In Ireland, such disenchantment has delivered a minority administration bristling with Independent TDs. Is the sharp fall in support for conventional political parties telling us something else is happening, that Brexit is just another manifestation, that the underlying desire is to regain a sense of control?
Let’s not forget that the interconnectedness and inherent instability of the recently created global economy has inflicted unexpected and nasty whiplash effects from afar, such as the US housing credit burst, leaving voters with a deep feelings of vulnerability and unfairness.
The diffusion of sovereign power in key areas to the unelected EU Commission has not been counter-balanced at the roots of society through a diffusion of power from the national parliament to the people through the strengthening of local government and community involvement in policy-making.
The result appears to come from a feeling of helplessness heightened by clear evidence that wealthy corporations and the ultra-high net worth are lunching out at the expense of the workforce, a feeling that the deck is stacked.
It’s early days in the evolution of next models of Government but the future ought to be very different to the past, with much more involvement by the people in deciding policy through regular plebiscites, thus constricting the power of national politicians to decide what’s best from within the bubble of parliament, while trying to control popular sentiment by manipulating conventional media.
The British have spoken, so what happens after the initial posturing and hyperbole settles and money starts talking?
As ever at the outset of negotiations both sides look irreconcilable, the next Conservative leader, who has to be in situ by September 9, will be tasked with giving effect to Brexit while, on the other side, the EU will be tasked with preventing contagion and using the exit to press for deeper integration.
The most likely outcome, despite the theatrics from the EU, will be some kind of associateship that swaps diminished access to the Single Market in exchange for sidestepping rules especially those surrounding free movement of labour. This still sees Britain leave the EU but remain part of the extended family, operating within the EU sphere and abiding by a constructive set of new rules in order to access its markets and not the rules of the European Free Trade Association.
Can Brexit be reversed?
This is unlikely without a general election putting a pro-EU government in power, an outcome that could result from austerity which follows recession as night follows day. Already there are signs that the British economy is stalling, a position that is being closely monitored by the Bank of England, standing by to cut rates and increase quantitative easing to lessen the damage.
The next move is with the British Government which is likely to activate Article 50 by year end and thus begin the horse trading. The EU, during the negotiations and despite what is said at press briefings, will test for opportunities not to lose Britain over a failure to compromise which is at the heart of how the EU does business.
It is possible that the EU, concerned about the economic side impact of a British slowdown, softens its position to a point which allows Brexit to be avoided through a second popular vote on a new package, allowing Britain to withdraw its Article 50 submission.
The central case however is an exit by 2019, with legacy negotiation going on for several years in an accommodation that sees Britain outside the European Economic Area but with customised access that benefits both sides.
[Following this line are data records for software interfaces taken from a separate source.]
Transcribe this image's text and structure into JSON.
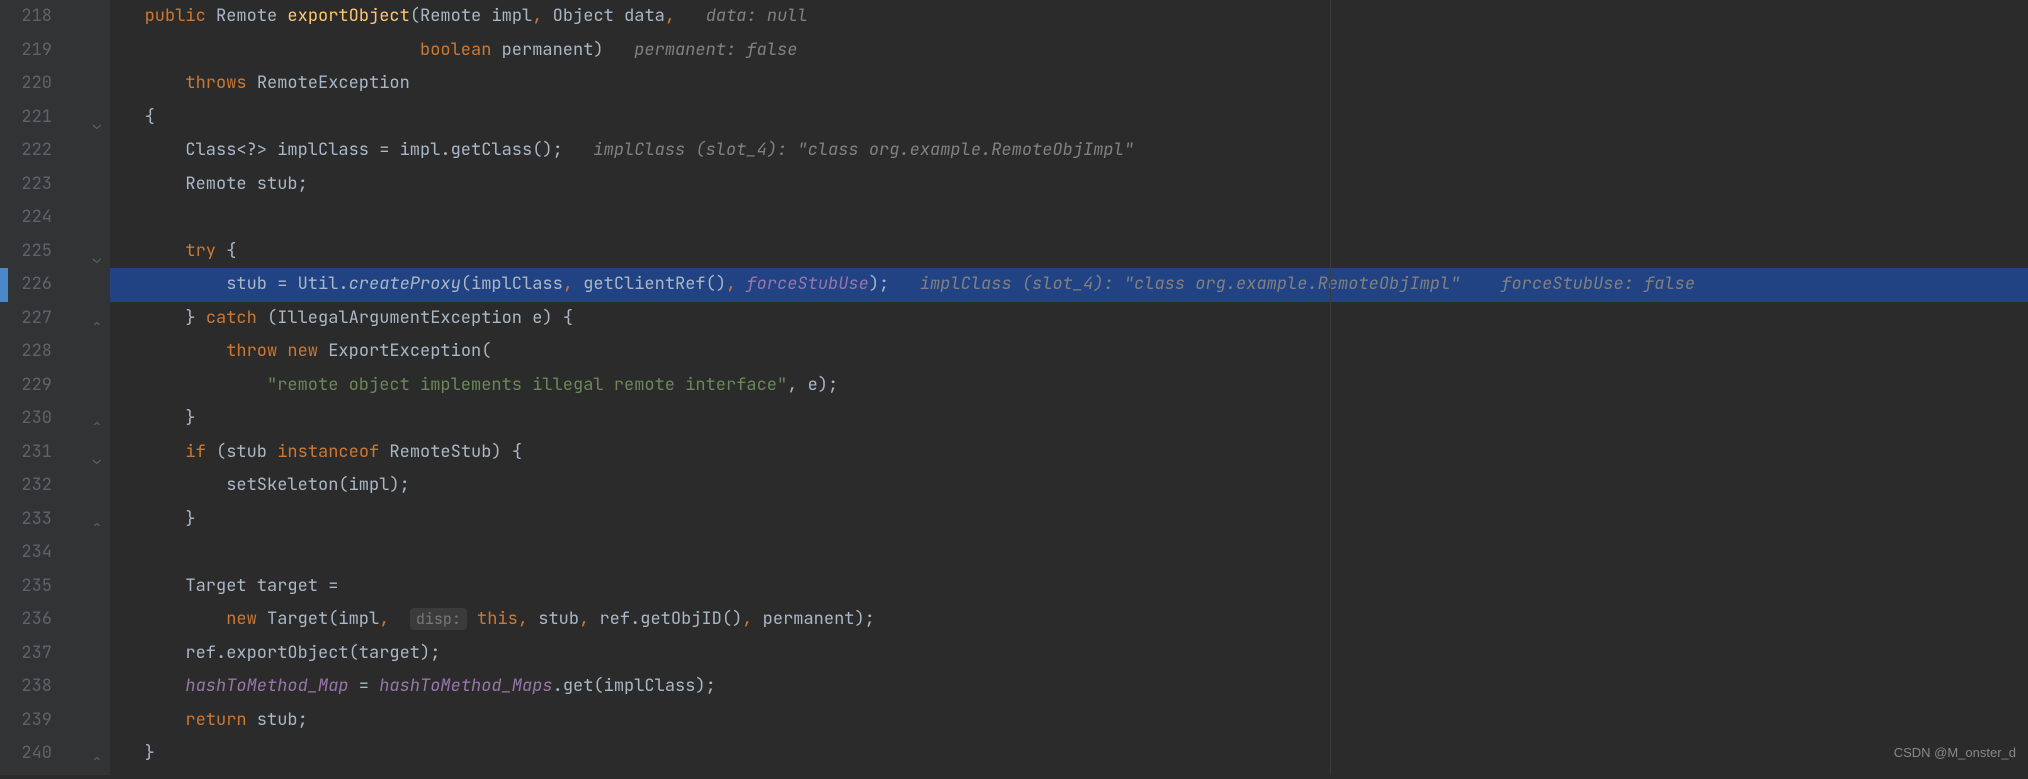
{
  "gutter": {
    "start": 218,
    "end": 240
  },
  "highlighted_line": 226,
  "folds": [
    {
      "line": 221,
      "type": "open"
    },
    {
      "line": 225,
      "type": "open"
    },
    {
      "line": 227,
      "type": "close"
    },
    {
      "line": 230,
      "type": "close"
    },
    {
      "line": 231,
      "type": "open"
    },
    {
      "line": 233,
      "type": "close"
    },
    {
      "line": 240,
      "type": "close"
    }
  ],
  "code": {
    "l218": {
      "kw_public": "public",
      "type_remote": "Remote",
      "method": "exportObject",
      "p1_type": "Remote",
      "p1_name": "impl",
      "p2_type": "Object",
      "p2_name": "data",
      "hint": "data: null"
    },
    "l219": {
      "p3_type": "boolean",
      "p3_name": "permanent",
      "hint": "permanent: false"
    },
    "l220": {
      "kw_throws": "throws",
      "exc": "RemoteException"
    },
    "l221": {
      "brace": "{"
    },
    "l222": {
      "decl": "Class<?> implClass = impl.getClass();",
      "hint": "implClass (slot_4): \"class org.example.RemoteObjImpl\""
    },
    "l223": {
      "decl": "Remote stub;"
    },
    "l225": {
      "kw_try": "try",
      "brace": " {"
    },
    "l226": {
      "lhs": "stub = Util.",
      "method_ital": "createProxy",
      "args1": "(implClass",
      "args2": " getClientRef()",
      "field": "forceStubUse",
      "close": ");",
      "hint1": "implClass (slot_4): \"class org.example.RemoteObjImpl\"",
      "hint2": "forceStubUse: false"
    },
    "l227": {
      "brace": "}",
      "kw_catch": "catch",
      "args": " (IllegalArgumentException e) {"
    },
    "l228": {
      "kw_throw": "throw",
      "kw_new": "new",
      "rest": " ExportException("
    },
    "l229": {
      "str": "\"remote object implements illegal remote interface\"",
      "rest": ", e);"
    },
    "l230": {
      "brace": "}"
    },
    "l231": {
      "kw_if": "if",
      "cond1": " (stub ",
      "kw_inst": "instanceof",
      "cond2": " RemoteStub) {"
    },
    "l232": {
      "call": "setSkeleton(impl);"
    },
    "l233": {
      "brace": "}"
    },
    "l235": {
      "decl": "Target target ="
    },
    "l236": {
      "kw_new": "new",
      "t1": " Target(impl",
      "hint_label": "disp:",
      "kw_this": "this",
      "t2": " stub",
      "t3": " ref.getObjID()",
      "t4": " permanent);"
    },
    "l237": {
      "call": "ref.exportObject(target);"
    },
    "l238": {
      "field1": "hashToMethod_Map",
      "eq": " = ",
      "field2": "hashToMethod_Maps",
      "rest": ".get(implClass);"
    },
    "l239": {
      "kw_return": "return",
      "rest": " stub;"
    },
    "l240": {
      "brace": "}"
    }
  },
  "watermark": "CSDN @M_onster_d"
}
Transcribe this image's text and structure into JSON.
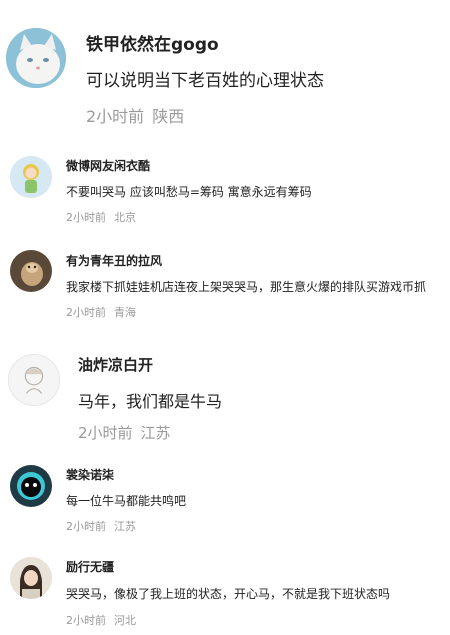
{
  "comments": [
    {
      "username": "铁甲依然在gogo",
      "text": "可以说明当下老百姓的心理状态",
      "time": "2小时前",
      "location": "陕西",
      "avatar_icon": "white-cat-avatar"
    },
    {
      "username": "微博网友闲衣酷",
      "text": "不要叫哭马 应该叫愁马=筹码 寓意永远有筹码",
      "time": "2小时前",
      "location": "北京",
      "avatar_icon": "cartoon-girl-avatar"
    },
    {
      "username": "有为青年丑的拉风",
      "text": "我家楼下抓娃娃机店连夜上架哭哭马，那生意火爆的排队买游戏币抓",
      "time": "2小时前",
      "location": "青海",
      "avatar_icon": "dog-photo-avatar"
    },
    {
      "username": "油炸凉白开",
      "text": "马年，我们都是牛马",
      "time": "2小时前",
      "location": "江苏",
      "avatar_icon": "sketch-girl-avatar"
    },
    {
      "username": "裳染诺柒",
      "text": "每一位牛马都能共鸣吧",
      "time": "2小时前",
      "location": "江苏",
      "avatar_icon": "black-creature-avatar"
    },
    {
      "username": "励行无疆",
      "text": "哭哭马，像极了我上班的状态，开心马，不就是我下班状态吗",
      "time": "2小时前",
      "location": "河北",
      "avatar_icon": "girl-photo-avatar"
    }
  ]
}
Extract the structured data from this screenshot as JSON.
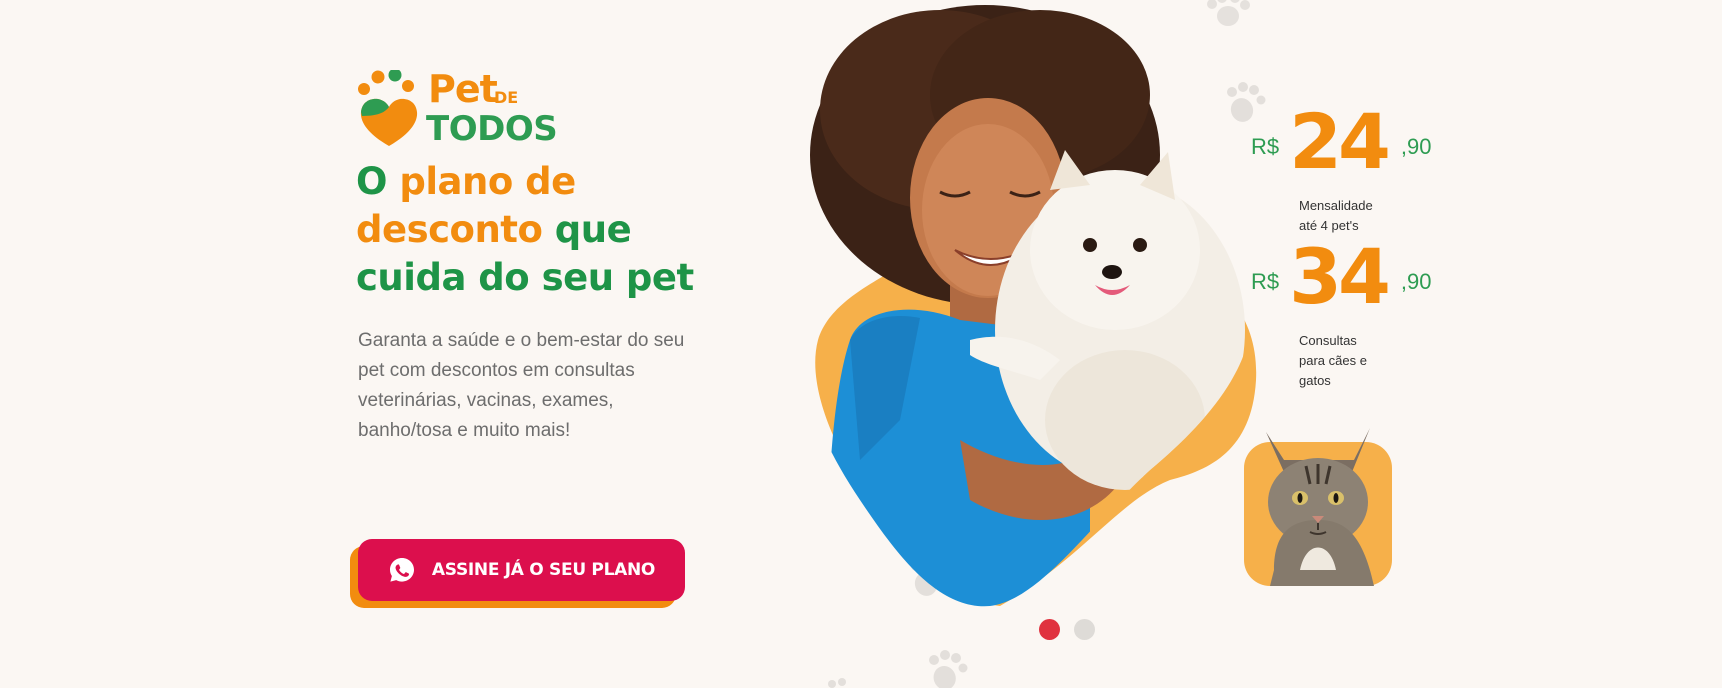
{
  "brand": {
    "word_pet": "Pet",
    "word_de": "DE",
    "word_todos": "TODOS",
    "colors": {
      "orange": "#f28c0f",
      "green": "#2e9c52",
      "cta_red": "#dc0f4d"
    }
  },
  "hero": {
    "headline": {
      "part1": "O ",
      "part2": "plano de desconto ",
      "part3": " que cuida do seu pet"
    },
    "subtext": "Garanta a saúde e o bem-estar do seu pet com descontos em consultas veterinárias, vacinas, exames, banho/tosa e muito mais!",
    "cta_label": "ASSINE JÁ O SEU PLANO",
    "cta_icon": "whatsapp-icon"
  },
  "prices": [
    {
      "currency": "R$",
      "integer": "24",
      "cents": ",90",
      "note_line1": "Mensalidade",
      "note_line2": "até 4 pet's",
      "note_line3": ""
    },
    {
      "currency": "R$",
      "integer": "34",
      "cents": ",90",
      "note_line1": "Consultas",
      "note_line2": "para cães e",
      "note_line3": "gatos"
    }
  ],
  "carousel": {
    "active_index": 0,
    "count": 2
  }
}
Quite where this will leave the home Union with Scotland and Northern Ireland is an open and difficult question.